Stocks finished lower Tuesday, as economic and political worries pressured major indexes in thin trading. Investors weighed news that the U.S. and Great Britain may delay a U.N. Security Council vote on an ultimatum for Iraq to disarm or face war because six members are undecided on the vote.
The Dow Jones industrial average ended down 44.12 points, or 0.58%, to 7,524.06. The broader Standard & Poor's 500-stock index fell 6.75 points, or 0.84%, to 800.73. Meanwhile, the tech-laden Nasdaq composite index lost 6.9 points, or 0.54%, to 1,271.47.
Lingering worries about war and economic growth continued to haunt the market. Defense Secretary Donald Rumsfeld, in more U.S. posturing ahead of a possible war, warned that Saddam Hussein is likely to use his own citizens as human shields if the U.S. military conducts bombing and missile raids against Iraqi military sites.
However, Washington's willingness to change its U.N. resolution authorizing war against Iraq in order to gain more support from Security Council members, combined with some bargain-hunting following Monday's fall to five-month lows, served to prop up stocks early in the session.
In economic news Tuesday, U.S. wholesale inventories fell 0.2% in January following a 0.8% gain in December. Auto sales were a major drag on the report, notes economic research outfit MMS International. Sales rose 1.0% after a revised 0.4% decline in December (from -0.8% previously). The inventory-to-sales ratio fell to 1.21 from a revised 1.22 (from 1.23 previously).
The key economic data releases will come toward the end of this week. Initial jobless claims, February retail sales, and import prices will be due Thursday. On Friday, investors will get January business inventories data, February producer prices, industrial production, and preliminary figures for the University of Michigan Consumer sentiment survey for March.
Plenty of corporate news helped to fray investors' nerves. AMR Corp.'s (AMR) American Airlines is talking to lenders about raising as much as $2 billion in financing should the carrier file for bankruptcy protection, the New York Times said, citing an unnamed banker.
Rival Delta Air Lines (DAL) said it expects cash flow from operations to be negative in the first quarter. Delta had previously predicted cash flow would be positive.
In the drug industry, biotechnology drugmaker ImClone Systems' (IMCL) former CEO Sam Waksal has reached a deal with the SEC over the insider trading charges he faced. He will be barred from acting as a company officer for life and must pay $800,000 in fines.
Separetely, King Pharmaceuticals Inc. (KG), the worst-performing drug stock in the Standard & Poor's 500 Index last year, said it got a subpoena from the U.S. Securities and Exchange Commission for information on pricing and rebates. King shares tumbled as much as 27%.

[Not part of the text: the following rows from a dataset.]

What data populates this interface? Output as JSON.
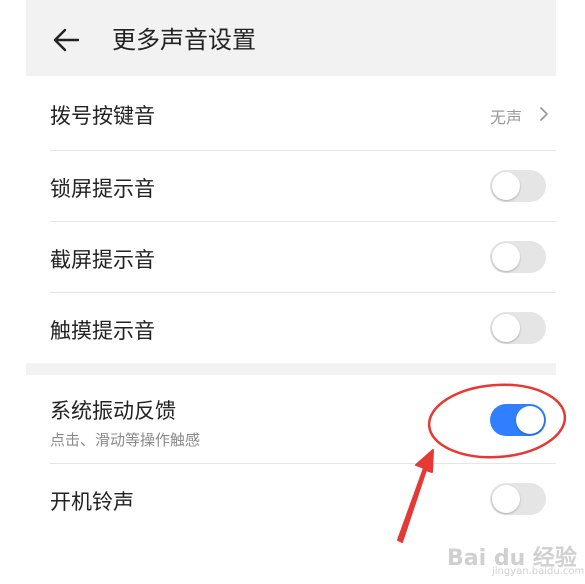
{
  "header": {
    "title": "更多声音设置",
    "back_icon": "arrow-left-icon"
  },
  "rows": [
    {
      "label": "拨号按键音",
      "value": "无声"
    },
    {
      "label": "锁屏提示音",
      "enabled": false
    },
    {
      "label": "截屏提示音",
      "enabled": false
    },
    {
      "label": "触摸提示音",
      "enabled": false
    },
    {
      "label": "系统振动反馈",
      "sub": "点击、滑动等操作触感",
      "enabled": true
    },
    {
      "label": "开机铃声",
      "enabled": false
    }
  ],
  "annotation": {
    "color": "#e53935",
    "shape": "ellipse-and-arrow"
  },
  "watermark": {
    "text": "Bai du 经验",
    "url_text": "jingyan.baidu.com"
  },
  "colors": {
    "accent": "#2f7fff",
    "background_gray": "#f2f2f2"
  }
}
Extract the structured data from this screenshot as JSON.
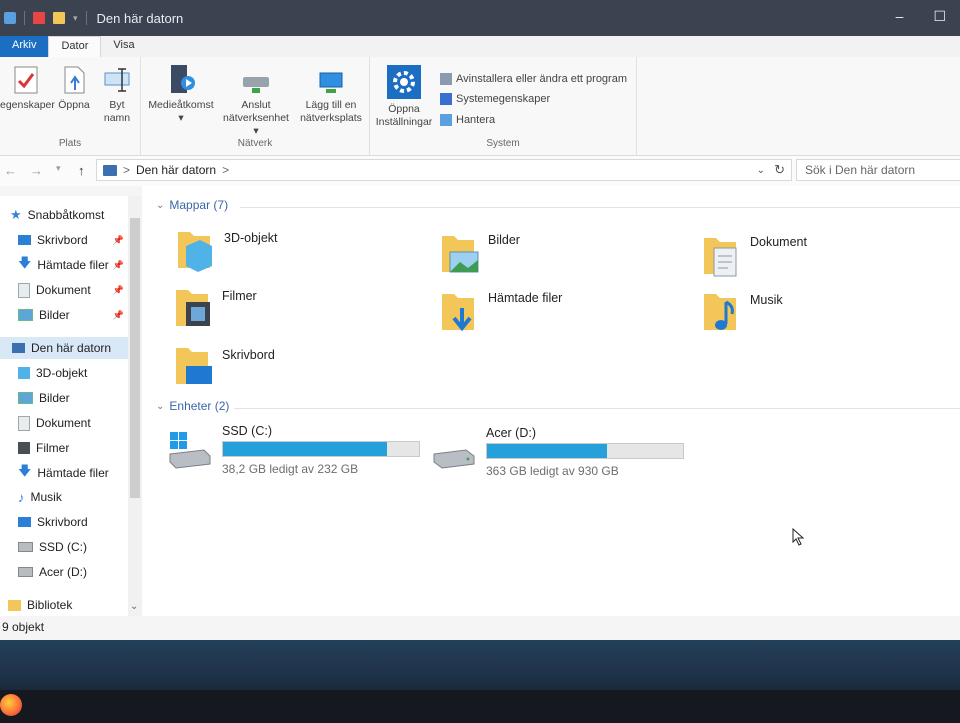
{
  "window": {
    "title": "Den här datorn",
    "controls": {
      "minimize": "–",
      "maximize": "☐"
    }
  },
  "ribbon": {
    "tabs": [
      "Arkiv",
      "Dator",
      "Visa"
    ],
    "groups": {
      "plats": {
        "label": "Plats",
        "buttons": [
          {
            "line1": "egenskaper",
            "line2": ""
          },
          {
            "line1": "Öppna",
            "line2": ""
          },
          {
            "line1": "Byt",
            "line2": "namn"
          }
        ]
      },
      "natverk": {
        "label": "Nätverk",
        "buttons": [
          {
            "line1": "Medieåtkomst",
            "line2": "▾"
          },
          {
            "line1": "Anslut",
            "line2": "nätverksenhet ▾"
          },
          {
            "line1": "Lägg till en",
            "line2": "nätverksplats"
          }
        ]
      },
      "system": {
        "label": "System",
        "open_settings": {
          "line1": "Öppna",
          "line2": "Inställningar"
        },
        "links": [
          "Avinstallera eller ändra ett program",
          "Systemegenskaper",
          "Hantera"
        ]
      }
    }
  },
  "addressbar": {
    "back": "←",
    "forward": "→",
    "up": "↑",
    "path": "Den här datorn",
    "separator": ">",
    "search_placeholder": "Sök i Den här datorn"
  },
  "sidebar": {
    "items": [
      {
        "label": "Snabbåtkomst",
        "pinned": false
      },
      {
        "label": "Skrivbord",
        "pinned": true
      },
      {
        "label": "Hämtade filer",
        "pinned": true
      },
      {
        "label": "Dokument",
        "pinned": true
      },
      {
        "label": "Bilder",
        "pinned": true
      },
      {
        "label": "Den här datorn",
        "pinned": false
      },
      {
        "label": "3D-objekt",
        "pinned": false
      },
      {
        "label": "Bilder",
        "pinned": false
      },
      {
        "label": "Dokument",
        "pinned": false
      },
      {
        "label": "Filmer",
        "pinned": false
      },
      {
        "label": "Hämtade filer",
        "pinned": false
      },
      {
        "label": "Musik",
        "pinned": false
      },
      {
        "label": "Skrivbord",
        "pinned": false
      },
      {
        "label": "SSD (C:)",
        "pinned": false
      },
      {
        "label": "Acer (D:)",
        "pinned": false
      },
      {
        "label": "Bibliotek",
        "pinned": false
      }
    ]
  },
  "main": {
    "folders_header": "Mappar (7)",
    "folders": [
      "3D-objekt",
      "Bilder",
      "Dokument",
      "Filmer",
      "Hämtade filer",
      "Musik",
      "Skrivbord"
    ],
    "drives_header": "Enheter (2)",
    "drives": [
      {
        "name": "SSD (C:)",
        "free_text": "38,2 GB ledigt av 232 GB",
        "used_fraction": 0.835
      },
      {
        "name": "Acer (D:)",
        "free_text": "363 GB ledigt av 930 GB",
        "used_fraction": 0.61
      }
    ]
  },
  "status": {
    "count": "9 objekt"
  },
  "colors": {
    "accent": "#1b6ec2",
    "drive_bar": "#26a0da",
    "folder": "#f3c65a"
  }
}
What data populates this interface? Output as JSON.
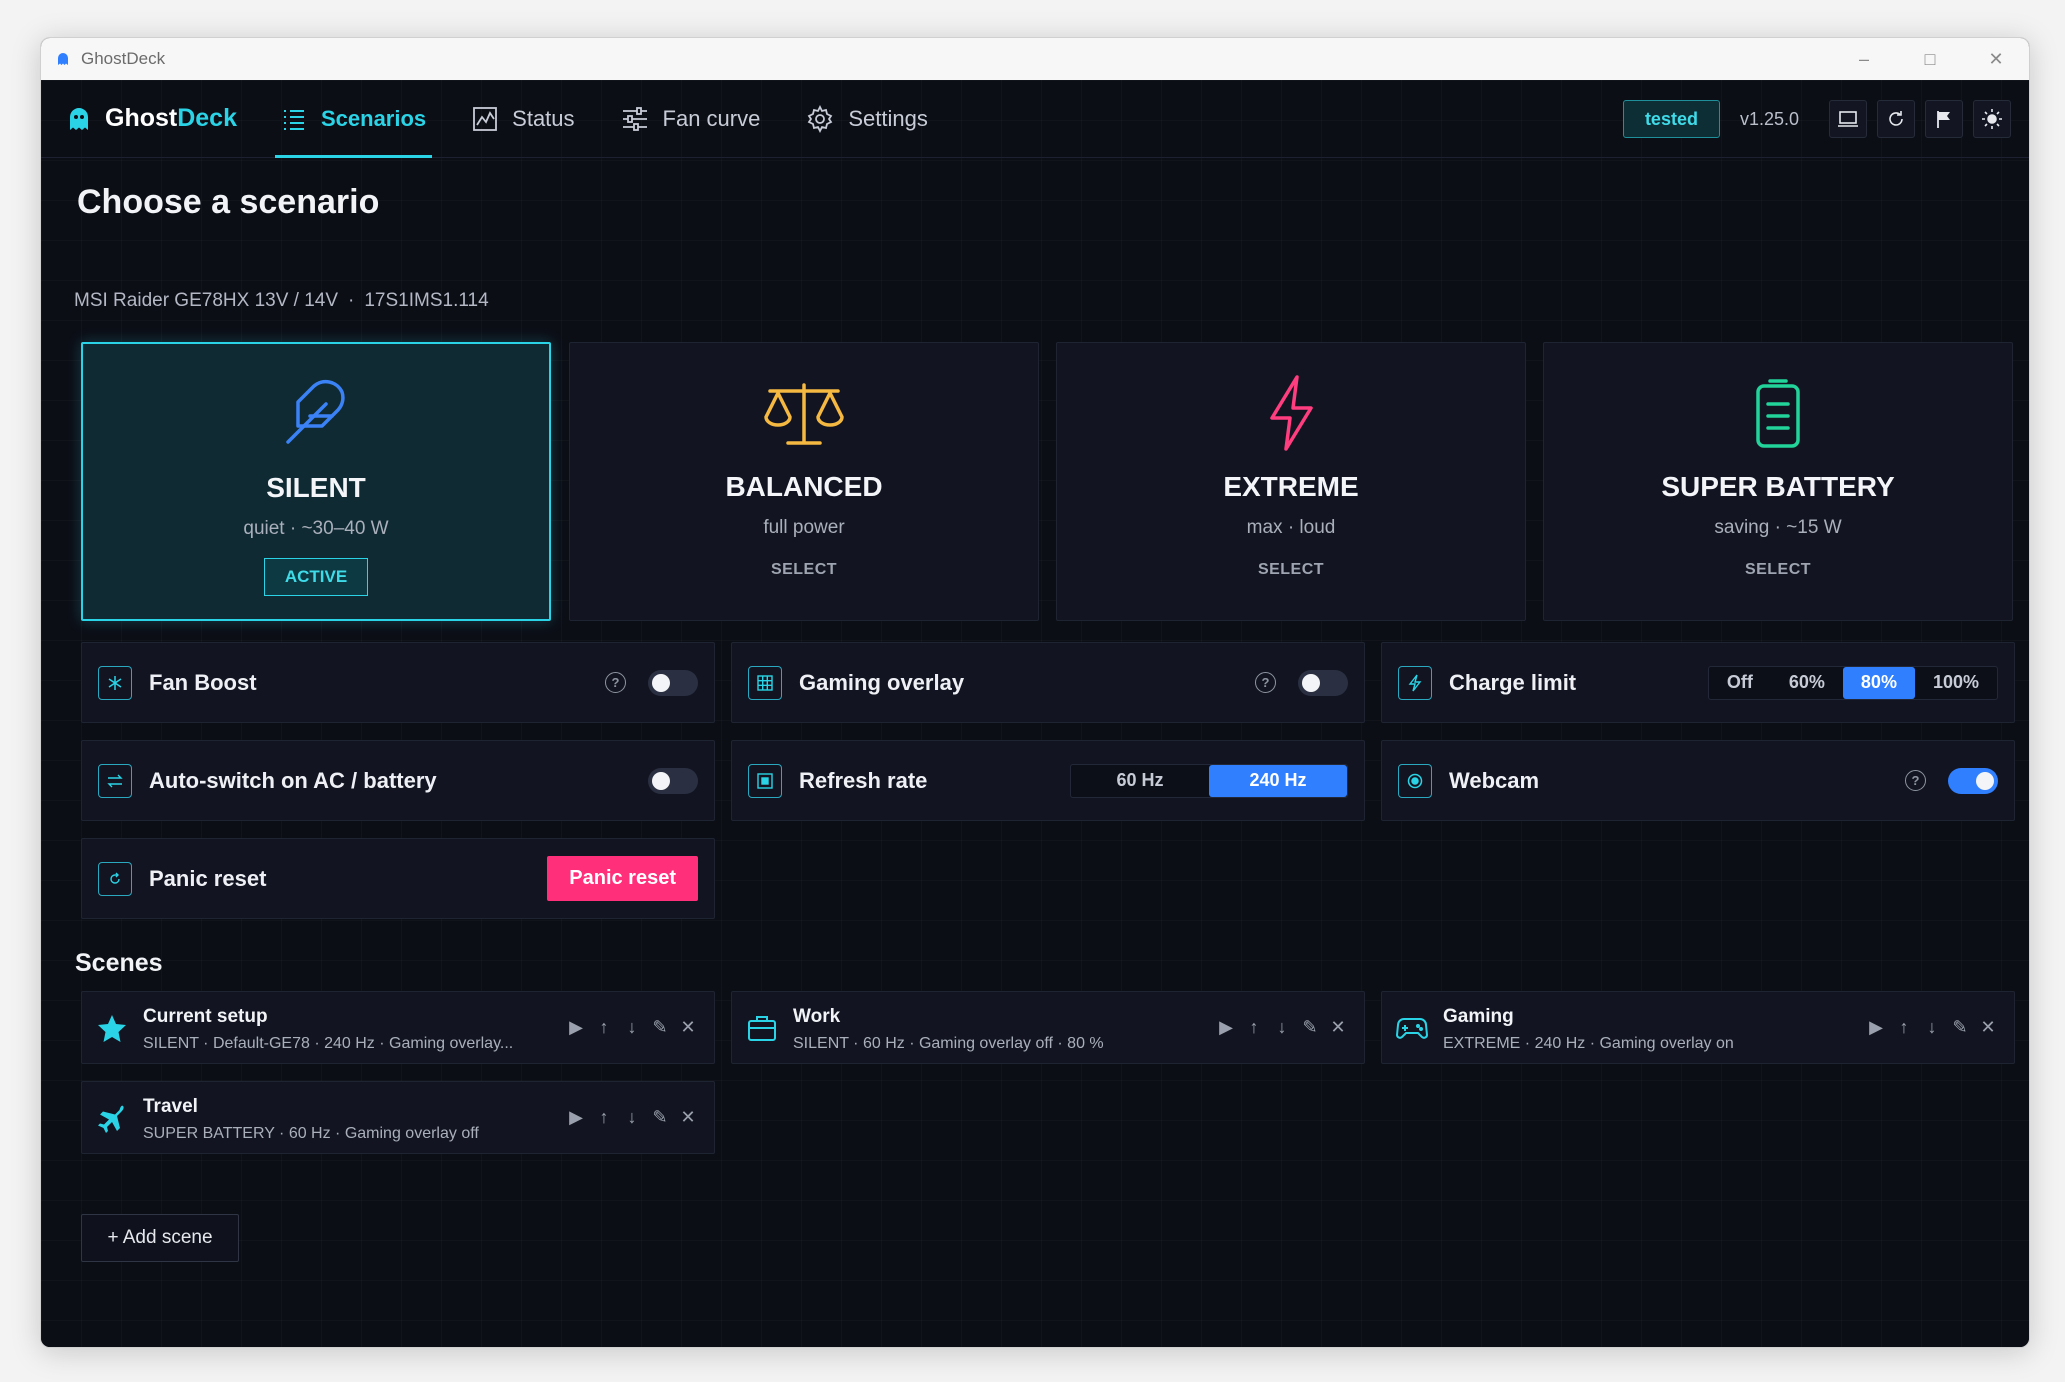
{
  "window": {
    "title": "GhostDeck",
    "controls": [
      "–",
      "□",
      "✕"
    ]
  },
  "brand": {
    "part1": "Ghost",
    "part2": "Deck"
  },
  "nav": {
    "tabs": [
      {
        "label": "Scenarios",
        "icon": "list-icon",
        "active": true
      },
      {
        "label": "Status",
        "icon": "chart-icon",
        "active": false
      },
      {
        "label": "Fan curve",
        "icon": "sliders-icon",
        "active": false
      },
      {
        "label": "Settings",
        "icon": "gear-icon",
        "active": false
      }
    ],
    "badge": "tested",
    "version": "v1.25.0",
    "icons": [
      "laptop-icon",
      "refresh-icon",
      "flag-icon",
      "sun-icon"
    ]
  },
  "page": {
    "title": "Choose a scenario",
    "device": "MSI Raider GE78HX 13V / 14V",
    "bios": "17S1IMS1.114",
    "separator": "·"
  },
  "scenarios": [
    {
      "name": "SILENT",
      "desc": "quiet · ~30–40 W",
      "action": "ACTIVE",
      "active": true,
      "icon": "feather-icon",
      "color": "#3b82f6"
    },
    {
      "name": "BALANCED",
      "desc": "full power",
      "action": "SELECT",
      "active": false,
      "icon": "scale-icon",
      "color": "#f5b942"
    },
    {
      "name": "EXTREME",
      "desc": "max · loud",
      "action": "SELECT",
      "active": false,
      "icon": "bolt-icon",
      "color": "#ff3d7f"
    },
    {
      "name": "SUPER BATTERY",
      "desc": "saving · ~15 W",
      "action": "SELECT",
      "active": false,
      "icon": "battery-icon",
      "color": "#22d39a"
    }
  ],
  "cards": {
    "fan_boost": {
      "label": "Fan Boost",
      "help": "?",
      "enabled": false
    },
    "gaming_overlay": {
      "label": "Gaming overlay",
      "help": "?",
      "enabled": false
    },
    "charge_limit": {
      "label": "Charge limit",
      "options": [
        "Off",
        "60%",
        "80%",
        "100%"
      ],
      "selected": "80%"
    },
    "auto_switch": {
      "label": "Auto-switch on AC / battery",
      "enabled": false
    },
    "refresh_rate": {
      "label": "Refresh rate",
      "options": [
        "60 Hz",
        "240 Hz"
      ],
      "selected": "240 Hz"
    },
    "webcam": {
      "label": "Webcam",
      "help": "?",
      "enabled": true
    },
    "panic_reset": {
      "label": "Panic reset",
      "button": "Panic reset"
    }
  },
  "scenes": {
    "title": "Scenes",
    "items": [
      {
        "name": "Current setup",
        "meta": "SILENT  ·  Default-GE78  ·  240 Hz  ·  Gaming overlay...",
        "icon": "star-icon"
      },
      {
        "name": "Work",
        "meta": "SILENT  ·  60 Hz  ·  Gaming overlay off  ·  80 %",
        "icon": "briefcase-icon"
      },
      {
        "name": "Gaming",
        "meta": "EXTREME  ·  240 Hz  ·  Gaming overlay on",
        "icon": "gamepad-icon"
      },
      {
        "name": "Travel",
        "meta": "SUPER BATTERY  ·  60 Hz  ·  Gaming overlay off",
        "icon": "plane-icon"
      }
    ],
    "actions": [
      "▶",
      "↑",
      "↓",
      "✎",
      "✕"
    ],
    "add_label": "+  Add scene"
  },
  "colors": {
    "accent": "#2ad4e6",
    "blue": "#2f7fff",
    "pink": "#ff2f7a"
  }
}
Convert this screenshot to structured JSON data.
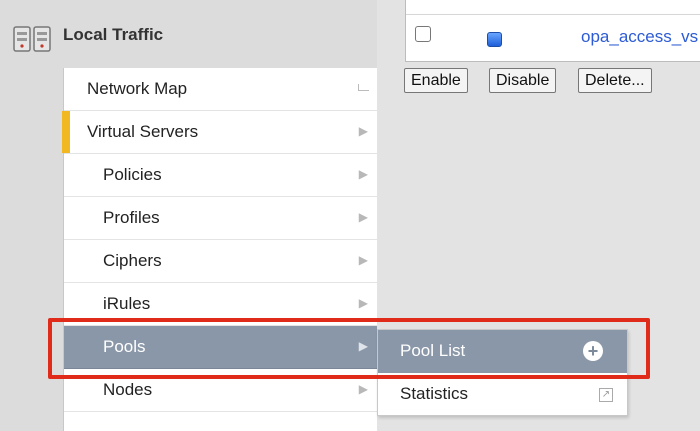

Cellphone maker Nokia (NOK) may be under pressure after the mobile-phone maker said first-quarter earnings will be at the low end of its previous forecast.
Corning (GLW), the fiber optics maker, expects its first-quarter loss, before certain costs, to narrow to a range of 1 cent to 4 cents a share. But Corning also anticipates that it will have a profitable quarter in 2003.
Aerospace and industrial products company Goodrich (GR) reduced its forecast for profit this year to be $1.60 to $1.75 a share, excluding costs, from an earlier forecast of $1.70 to $1.85.
Appliance maker Maytag (MYG) said sales and earnings will not meet expectations, citing weaker sales of Hoover products and "anxiety" among consumers.
Wednesday's session is expected to bring earnings reports from retailers Foot Locker (Z), Talbot's (TLB), and Sports Authority (TSA).
Prices of U.S. Treasury issues ended mixed. The 30-year note rose in price, while shorter-term notes all fell slightly. The benchmark 10-year note's yield was 3.57%.
After six consecutive days of curve steepening, traders booked profits as the safe haven bid stalled out, according to MMS.
European markets ended down amid continuing war jitters. In London, the Financial Times-Stock Exchange 100 index fell 5 points, or 0.25%, to 3,452.70. In Germany, the DAX index fell 23.74 points, or 1.02%, to 2,305.30, while France's CAC 40 index lost 20.19 points, or 0.80%, to 2,493.42.
Asian markets finished lower, most notably in Japan, pressured by North Korea's missile launch test into the Sea of Japan last weekend. In Tokyo, the Nikkei 225 index fell 179.83 points, or 2.24%, to close at 7,862.43. The Nikkei has reached a 20-year low point.
In Hong Kong, the benchmark Hang Seng index declined 1.94 points, or 0.02%, to close at 8,859.93.